It’s this work, along with his continuation of his father’s attempts to reveal the state of racism and corruption in the nation by way of the problems in the town, that get him called to trial in front of the Supreme Court. He does, after all, “own” and whip a slave, has hung the racist signs in the busses, and, among other things, castrated a cow in front of schoolchildren on career day. Most of the story seems to be told from this point, in court, waiting for the trial to begin. He’s talking to his lawyer who’s supplied him with potent weed, which may explain the dilated way the entire book feels. Maybe the narrator is high the whole time. He’s telling his story in a way that feels like he’s explaining himself to himself. He finally has the time to ask the two questions his father only ever afforded the people he was “whispering” to: “Who am I? And how may I become myself?” Or, more accurately, who are we and what are we becoming?
Toward the end, the narrator recalls a scene at Dum Dum Donuts when he and his father went to see a comedy show.
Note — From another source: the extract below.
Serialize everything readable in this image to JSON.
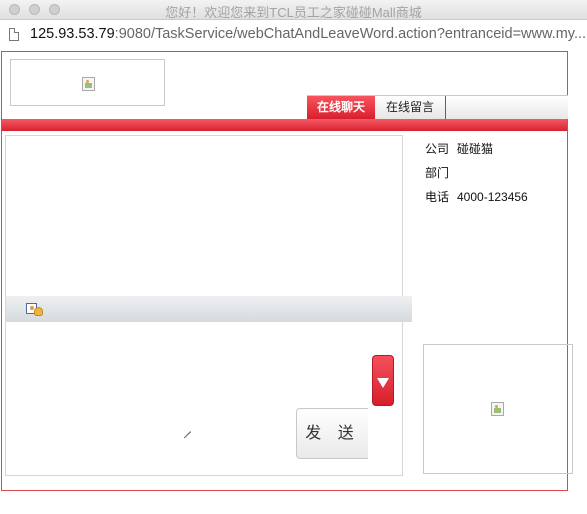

The scene is lucid and quick, unlike many of the more rambling, associative stretches in the story. There is a new open-mike host who is “unpaid-electricity bill dark” and whose eyes “protruded wildly from his head like they were trying to escape the mental madness therein.” He starts the night by jumping on stage and telling the first joke the narrator has ever laughed at. From there has the narrator’s attention. Beatty writes, “This traffic-court jester did more than tell jokes; he plucked out your subconscious and beat you silly with it, not until you were unrecognizable, but until you were recognizable.” I imagine if you asked Beatty to write a blurb for his own book it’d be this quote—with “writer/ poet” subbed for “jester.” And maybe this explains why my understanding of The Sellout is similar to one’s grasp of a wave as it crests, triple-over-head, and pummels you. You feel the power but it’s difficult to explicate. You’re just trying to make it up for air.
Beatty writes, “Silence can be either protest or consent, but most times it’s fear.” And this is the reason we have to read books like this—not alone in our apartments, but standing on packed, rush-hour trains. Buy the book. Buy it in extra large print. Laugh at it in front of people. Try to explain why.